In two collections, one new and one reissued in a new edition, Vancouver poet Daphne Marlatt's work takes on life as a series of small recordings, concerned with sensual things, with the language of the body, and a body of language: "words incessant as rain fall hear what slips / between this tea we bring to our different lips, this space where nouns unfold" ("This Tremour Love Is", p 13, "bachi"). With two impressive spring poetry titles, Marlatt concerns herself with history and looking back. A third edition, "Steveston" (Ronsdale Press, 2001), includes new work by both author and photographer, and "This Tremour Love Is" (Talonbooks, 2001), a collection of poems called "a memory book", reworks twenty-five years of love poems. Steveston, originally published by Talonbooks in 1974, and reissued by Longspoon Press in 1984, is a record of a dying fishing village at the mouth of the Fraser River, and its predominantly Japanese population, by the poet Marlatt and photographer Robert Minden. For the new edition, both have revisited the work, with a new piece by Marlatt, "generation, generations at the mouth" (p 61-2), and nine new photographs from the same sessions as the originals, as well as four expanded prints and an afterward by Minden.

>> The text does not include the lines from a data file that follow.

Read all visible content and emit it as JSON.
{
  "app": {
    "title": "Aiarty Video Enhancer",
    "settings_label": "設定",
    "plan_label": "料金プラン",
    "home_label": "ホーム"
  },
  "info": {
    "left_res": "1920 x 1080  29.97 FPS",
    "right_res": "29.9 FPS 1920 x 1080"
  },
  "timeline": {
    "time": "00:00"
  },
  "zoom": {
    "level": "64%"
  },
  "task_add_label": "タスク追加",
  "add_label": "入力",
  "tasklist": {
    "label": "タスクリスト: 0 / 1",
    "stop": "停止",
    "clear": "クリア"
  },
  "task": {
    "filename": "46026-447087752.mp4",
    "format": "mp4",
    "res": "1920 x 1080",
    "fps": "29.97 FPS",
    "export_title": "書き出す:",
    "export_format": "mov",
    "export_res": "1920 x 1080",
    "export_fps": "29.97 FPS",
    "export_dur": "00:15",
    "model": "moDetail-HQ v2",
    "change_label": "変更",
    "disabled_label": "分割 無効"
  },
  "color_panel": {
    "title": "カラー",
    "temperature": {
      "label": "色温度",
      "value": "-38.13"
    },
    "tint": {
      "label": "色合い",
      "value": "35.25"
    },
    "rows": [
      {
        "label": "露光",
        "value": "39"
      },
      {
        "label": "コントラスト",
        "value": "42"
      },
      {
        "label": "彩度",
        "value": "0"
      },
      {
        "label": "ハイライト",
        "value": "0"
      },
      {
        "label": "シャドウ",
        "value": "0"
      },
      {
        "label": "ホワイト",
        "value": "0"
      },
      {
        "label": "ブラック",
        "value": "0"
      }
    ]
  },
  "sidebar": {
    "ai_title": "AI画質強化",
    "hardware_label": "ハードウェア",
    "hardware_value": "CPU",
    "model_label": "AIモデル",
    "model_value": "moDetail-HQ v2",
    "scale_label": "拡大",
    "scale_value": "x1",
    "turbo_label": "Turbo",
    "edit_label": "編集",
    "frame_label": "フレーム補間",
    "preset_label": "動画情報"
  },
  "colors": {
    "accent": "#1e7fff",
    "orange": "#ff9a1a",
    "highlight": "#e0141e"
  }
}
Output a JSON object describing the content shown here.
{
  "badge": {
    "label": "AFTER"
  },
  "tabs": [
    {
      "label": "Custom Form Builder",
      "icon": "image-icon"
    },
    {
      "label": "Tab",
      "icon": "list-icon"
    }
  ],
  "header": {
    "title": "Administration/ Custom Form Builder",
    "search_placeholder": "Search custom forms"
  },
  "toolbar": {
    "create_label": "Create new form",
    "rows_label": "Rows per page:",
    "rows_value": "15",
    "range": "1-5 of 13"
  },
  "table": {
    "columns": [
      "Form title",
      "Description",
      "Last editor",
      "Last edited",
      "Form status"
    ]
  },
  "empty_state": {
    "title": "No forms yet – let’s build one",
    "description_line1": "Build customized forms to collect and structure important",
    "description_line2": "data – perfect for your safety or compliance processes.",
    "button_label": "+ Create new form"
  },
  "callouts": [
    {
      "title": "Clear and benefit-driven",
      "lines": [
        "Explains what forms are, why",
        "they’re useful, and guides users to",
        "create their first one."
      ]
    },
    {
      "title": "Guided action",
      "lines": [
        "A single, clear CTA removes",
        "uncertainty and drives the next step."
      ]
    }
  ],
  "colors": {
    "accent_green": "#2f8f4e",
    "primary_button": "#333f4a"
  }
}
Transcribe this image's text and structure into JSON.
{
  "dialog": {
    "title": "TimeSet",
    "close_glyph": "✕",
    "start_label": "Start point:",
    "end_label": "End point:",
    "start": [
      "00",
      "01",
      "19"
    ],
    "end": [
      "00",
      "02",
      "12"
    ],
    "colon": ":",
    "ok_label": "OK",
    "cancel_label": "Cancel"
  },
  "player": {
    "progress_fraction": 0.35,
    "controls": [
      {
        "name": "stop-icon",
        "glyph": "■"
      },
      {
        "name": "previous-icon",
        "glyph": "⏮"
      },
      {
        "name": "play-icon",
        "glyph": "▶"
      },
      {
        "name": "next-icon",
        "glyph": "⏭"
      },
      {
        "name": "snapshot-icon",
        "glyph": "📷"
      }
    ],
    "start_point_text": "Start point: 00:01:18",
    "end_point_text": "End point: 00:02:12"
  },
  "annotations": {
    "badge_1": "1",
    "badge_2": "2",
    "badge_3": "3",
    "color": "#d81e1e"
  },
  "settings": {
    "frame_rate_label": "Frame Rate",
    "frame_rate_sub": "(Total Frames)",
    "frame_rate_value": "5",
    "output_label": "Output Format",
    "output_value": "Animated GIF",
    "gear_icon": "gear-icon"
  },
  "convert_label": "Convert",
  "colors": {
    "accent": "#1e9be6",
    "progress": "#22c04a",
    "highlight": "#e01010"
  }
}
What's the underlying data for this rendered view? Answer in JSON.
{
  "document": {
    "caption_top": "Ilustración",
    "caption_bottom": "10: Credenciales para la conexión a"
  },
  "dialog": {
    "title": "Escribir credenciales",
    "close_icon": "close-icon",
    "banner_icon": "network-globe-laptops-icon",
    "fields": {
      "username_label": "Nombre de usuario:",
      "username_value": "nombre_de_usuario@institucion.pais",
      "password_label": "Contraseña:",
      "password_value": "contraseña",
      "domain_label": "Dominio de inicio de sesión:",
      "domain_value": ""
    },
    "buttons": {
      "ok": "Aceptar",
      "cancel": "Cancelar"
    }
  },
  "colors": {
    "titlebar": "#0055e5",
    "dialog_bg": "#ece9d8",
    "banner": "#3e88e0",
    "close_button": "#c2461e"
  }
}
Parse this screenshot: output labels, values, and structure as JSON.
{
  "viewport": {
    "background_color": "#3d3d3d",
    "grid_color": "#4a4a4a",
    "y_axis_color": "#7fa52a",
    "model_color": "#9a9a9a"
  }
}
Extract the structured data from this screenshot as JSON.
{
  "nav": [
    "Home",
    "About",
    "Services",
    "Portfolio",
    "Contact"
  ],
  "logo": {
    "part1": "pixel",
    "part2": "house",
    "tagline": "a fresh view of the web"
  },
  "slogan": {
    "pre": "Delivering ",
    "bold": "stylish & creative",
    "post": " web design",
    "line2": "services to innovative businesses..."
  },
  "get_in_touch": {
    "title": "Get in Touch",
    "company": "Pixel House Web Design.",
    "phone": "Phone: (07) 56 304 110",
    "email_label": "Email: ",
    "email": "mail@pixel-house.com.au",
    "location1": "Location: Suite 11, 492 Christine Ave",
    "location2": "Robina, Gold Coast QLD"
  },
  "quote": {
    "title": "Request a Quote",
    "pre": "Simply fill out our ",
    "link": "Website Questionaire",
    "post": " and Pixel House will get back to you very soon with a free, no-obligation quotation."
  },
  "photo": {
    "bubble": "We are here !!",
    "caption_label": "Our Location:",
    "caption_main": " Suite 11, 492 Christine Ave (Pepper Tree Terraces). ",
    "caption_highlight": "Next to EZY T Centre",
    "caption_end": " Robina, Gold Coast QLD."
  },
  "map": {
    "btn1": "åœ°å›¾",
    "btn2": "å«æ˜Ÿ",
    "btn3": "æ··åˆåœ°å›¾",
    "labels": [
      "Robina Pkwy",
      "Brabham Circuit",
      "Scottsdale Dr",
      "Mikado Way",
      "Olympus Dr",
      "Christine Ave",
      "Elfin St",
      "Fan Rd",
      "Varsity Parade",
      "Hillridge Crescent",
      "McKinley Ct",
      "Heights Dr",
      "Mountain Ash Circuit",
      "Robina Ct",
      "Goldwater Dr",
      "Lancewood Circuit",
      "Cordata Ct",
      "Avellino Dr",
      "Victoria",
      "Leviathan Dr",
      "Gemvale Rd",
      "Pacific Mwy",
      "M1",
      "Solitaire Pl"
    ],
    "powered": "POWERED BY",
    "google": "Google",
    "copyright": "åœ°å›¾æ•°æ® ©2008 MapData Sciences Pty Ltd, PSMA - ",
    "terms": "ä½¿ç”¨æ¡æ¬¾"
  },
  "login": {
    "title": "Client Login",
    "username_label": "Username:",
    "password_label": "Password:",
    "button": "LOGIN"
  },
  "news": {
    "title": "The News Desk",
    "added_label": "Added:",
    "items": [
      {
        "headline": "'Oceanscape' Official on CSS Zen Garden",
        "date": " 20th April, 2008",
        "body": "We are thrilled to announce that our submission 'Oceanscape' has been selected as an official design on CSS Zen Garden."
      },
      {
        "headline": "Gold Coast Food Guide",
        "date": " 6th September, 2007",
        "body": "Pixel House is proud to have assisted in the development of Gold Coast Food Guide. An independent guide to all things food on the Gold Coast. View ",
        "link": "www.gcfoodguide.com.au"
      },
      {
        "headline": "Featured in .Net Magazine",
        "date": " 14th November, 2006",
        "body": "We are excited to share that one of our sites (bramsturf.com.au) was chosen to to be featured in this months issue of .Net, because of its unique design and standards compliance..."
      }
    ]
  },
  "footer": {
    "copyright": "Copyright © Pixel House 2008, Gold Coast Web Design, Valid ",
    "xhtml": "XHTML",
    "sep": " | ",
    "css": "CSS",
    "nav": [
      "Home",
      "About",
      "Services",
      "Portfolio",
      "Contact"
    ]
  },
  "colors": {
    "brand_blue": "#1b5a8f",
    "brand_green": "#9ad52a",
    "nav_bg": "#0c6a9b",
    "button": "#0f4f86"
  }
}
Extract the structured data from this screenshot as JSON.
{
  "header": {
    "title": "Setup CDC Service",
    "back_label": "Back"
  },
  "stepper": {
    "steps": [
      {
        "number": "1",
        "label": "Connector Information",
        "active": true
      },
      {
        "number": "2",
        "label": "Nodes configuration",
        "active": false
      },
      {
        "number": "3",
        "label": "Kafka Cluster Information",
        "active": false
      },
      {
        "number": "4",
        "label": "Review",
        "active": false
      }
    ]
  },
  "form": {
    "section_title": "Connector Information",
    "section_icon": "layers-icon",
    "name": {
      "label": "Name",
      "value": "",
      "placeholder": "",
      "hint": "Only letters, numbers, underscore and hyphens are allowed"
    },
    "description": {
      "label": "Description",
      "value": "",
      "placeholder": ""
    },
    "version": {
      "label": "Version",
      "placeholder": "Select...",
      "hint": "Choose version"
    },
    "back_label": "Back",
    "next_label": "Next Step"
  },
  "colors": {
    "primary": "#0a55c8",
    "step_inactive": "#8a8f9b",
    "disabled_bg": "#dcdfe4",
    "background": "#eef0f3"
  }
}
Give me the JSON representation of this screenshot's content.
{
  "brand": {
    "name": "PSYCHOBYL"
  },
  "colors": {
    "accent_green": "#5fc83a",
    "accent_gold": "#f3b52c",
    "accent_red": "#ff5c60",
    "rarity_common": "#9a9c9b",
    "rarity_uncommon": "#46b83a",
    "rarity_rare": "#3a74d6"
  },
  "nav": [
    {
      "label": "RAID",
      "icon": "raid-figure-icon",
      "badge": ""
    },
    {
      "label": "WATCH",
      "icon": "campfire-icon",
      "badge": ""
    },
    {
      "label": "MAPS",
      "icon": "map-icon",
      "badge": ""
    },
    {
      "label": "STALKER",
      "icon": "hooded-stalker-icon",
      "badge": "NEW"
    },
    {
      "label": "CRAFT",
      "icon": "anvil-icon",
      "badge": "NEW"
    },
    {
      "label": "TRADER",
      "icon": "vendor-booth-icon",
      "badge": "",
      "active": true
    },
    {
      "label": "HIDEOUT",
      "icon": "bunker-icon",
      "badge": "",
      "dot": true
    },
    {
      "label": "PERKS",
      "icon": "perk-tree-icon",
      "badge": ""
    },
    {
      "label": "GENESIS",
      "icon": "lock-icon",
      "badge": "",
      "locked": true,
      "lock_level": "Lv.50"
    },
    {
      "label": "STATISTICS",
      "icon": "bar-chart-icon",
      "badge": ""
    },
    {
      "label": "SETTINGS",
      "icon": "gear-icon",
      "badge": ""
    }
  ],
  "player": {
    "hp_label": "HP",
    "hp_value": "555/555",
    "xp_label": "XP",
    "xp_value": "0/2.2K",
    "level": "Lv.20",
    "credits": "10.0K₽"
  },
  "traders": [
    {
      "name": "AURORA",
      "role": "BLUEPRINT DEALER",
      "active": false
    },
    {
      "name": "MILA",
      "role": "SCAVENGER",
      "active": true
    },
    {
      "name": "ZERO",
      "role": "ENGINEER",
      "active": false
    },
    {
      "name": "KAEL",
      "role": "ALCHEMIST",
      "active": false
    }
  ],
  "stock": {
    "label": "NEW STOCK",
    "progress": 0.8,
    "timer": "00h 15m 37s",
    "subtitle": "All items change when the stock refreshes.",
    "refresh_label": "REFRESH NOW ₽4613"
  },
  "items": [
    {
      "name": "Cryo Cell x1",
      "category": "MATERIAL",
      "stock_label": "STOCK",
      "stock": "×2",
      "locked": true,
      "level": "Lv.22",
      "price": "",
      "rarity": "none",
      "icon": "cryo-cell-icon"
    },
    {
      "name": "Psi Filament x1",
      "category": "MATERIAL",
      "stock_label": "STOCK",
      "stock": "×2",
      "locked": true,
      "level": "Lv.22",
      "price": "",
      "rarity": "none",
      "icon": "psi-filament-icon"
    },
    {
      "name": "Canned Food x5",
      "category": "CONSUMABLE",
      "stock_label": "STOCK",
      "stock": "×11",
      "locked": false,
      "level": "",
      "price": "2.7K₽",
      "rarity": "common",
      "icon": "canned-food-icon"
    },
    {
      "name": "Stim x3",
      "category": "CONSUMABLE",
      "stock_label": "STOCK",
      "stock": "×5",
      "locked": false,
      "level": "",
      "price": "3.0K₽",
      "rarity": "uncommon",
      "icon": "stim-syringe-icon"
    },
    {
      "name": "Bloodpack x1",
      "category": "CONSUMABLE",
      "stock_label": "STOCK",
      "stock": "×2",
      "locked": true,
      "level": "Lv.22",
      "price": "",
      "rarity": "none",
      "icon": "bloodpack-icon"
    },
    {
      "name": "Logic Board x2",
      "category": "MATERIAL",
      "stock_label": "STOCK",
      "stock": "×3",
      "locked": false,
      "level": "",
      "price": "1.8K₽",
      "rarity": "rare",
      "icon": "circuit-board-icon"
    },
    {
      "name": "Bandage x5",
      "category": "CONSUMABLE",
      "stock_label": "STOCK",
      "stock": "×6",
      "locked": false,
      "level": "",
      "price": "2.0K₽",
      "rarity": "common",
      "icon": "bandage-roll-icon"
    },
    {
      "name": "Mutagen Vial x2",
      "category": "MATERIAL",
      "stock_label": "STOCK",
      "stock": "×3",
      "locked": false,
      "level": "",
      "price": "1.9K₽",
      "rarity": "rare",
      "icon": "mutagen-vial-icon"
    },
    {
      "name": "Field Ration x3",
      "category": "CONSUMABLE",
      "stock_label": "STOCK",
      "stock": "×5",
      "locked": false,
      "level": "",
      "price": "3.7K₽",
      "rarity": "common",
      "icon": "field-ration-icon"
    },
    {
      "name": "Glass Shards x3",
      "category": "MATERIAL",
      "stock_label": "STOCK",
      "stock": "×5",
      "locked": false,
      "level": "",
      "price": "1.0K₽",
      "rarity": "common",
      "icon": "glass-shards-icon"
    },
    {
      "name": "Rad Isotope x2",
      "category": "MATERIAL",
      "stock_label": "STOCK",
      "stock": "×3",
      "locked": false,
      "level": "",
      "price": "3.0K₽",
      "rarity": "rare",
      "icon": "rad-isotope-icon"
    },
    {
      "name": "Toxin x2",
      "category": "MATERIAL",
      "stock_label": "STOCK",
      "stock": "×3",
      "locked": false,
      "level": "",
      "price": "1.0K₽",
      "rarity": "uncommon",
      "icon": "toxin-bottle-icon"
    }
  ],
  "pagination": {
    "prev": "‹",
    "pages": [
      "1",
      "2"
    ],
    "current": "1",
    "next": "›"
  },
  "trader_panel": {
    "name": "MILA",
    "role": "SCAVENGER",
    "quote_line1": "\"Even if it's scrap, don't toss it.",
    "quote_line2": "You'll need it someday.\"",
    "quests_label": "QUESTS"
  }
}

In generations: "what is the mouth of the river now? a toxic O of emptiness? teeming hole of / ever-becoming we create?" ( p 62). I've always admired what Marlatt can do with the longer line and prose that flows liquid down the page, revisiting "the still lake of our muddy and / intermingled present" (p 36). In "This Tremour Love Is", Marlatt again shows herself to be a good listener, to the sweet and gentle cadences of loss, love, longing and small tender joys: "her hands, when I saw her dead, were half curled like those of a child asleep" (p 16, "hands on the table"). Marlatt has always been one of our most powerful postmodern poets, able to say so much quietly, there, or just under the surface, as in the poem "listen"¨"but he was reading to her about loss, excited, because someone had named it at / last, was naming even as he read, the shape of what he felt to be his own, / recognized at last in words coming through him from the page" (p 24). The series "small print" (p 53-65) is an exercise in craft, a series of small, carved porcelain figures in print¨"as you ascend out of the / limits of love a joy you wished language written / in quick gesture bold stride new reference I / try to deceipher" (p 57, "v"). This isn't the first time Marlatt has gone back into her own work, seeming to make a habit of it, such as the collection "Salvage" (Red Deer College Press, 1991), going back through "Steveston" & "Vancouver Poems", or "What Matters: Writing 1968-70" (Coach House Press, 1980), which revisited journal entries and other writings made before and during her son's birth and her marital distress. In all of these, Marlatt is our poet of the heart, documenting movements and missives like no one else can, conveying the painstaking minutiae of process, thought and feeling. ˛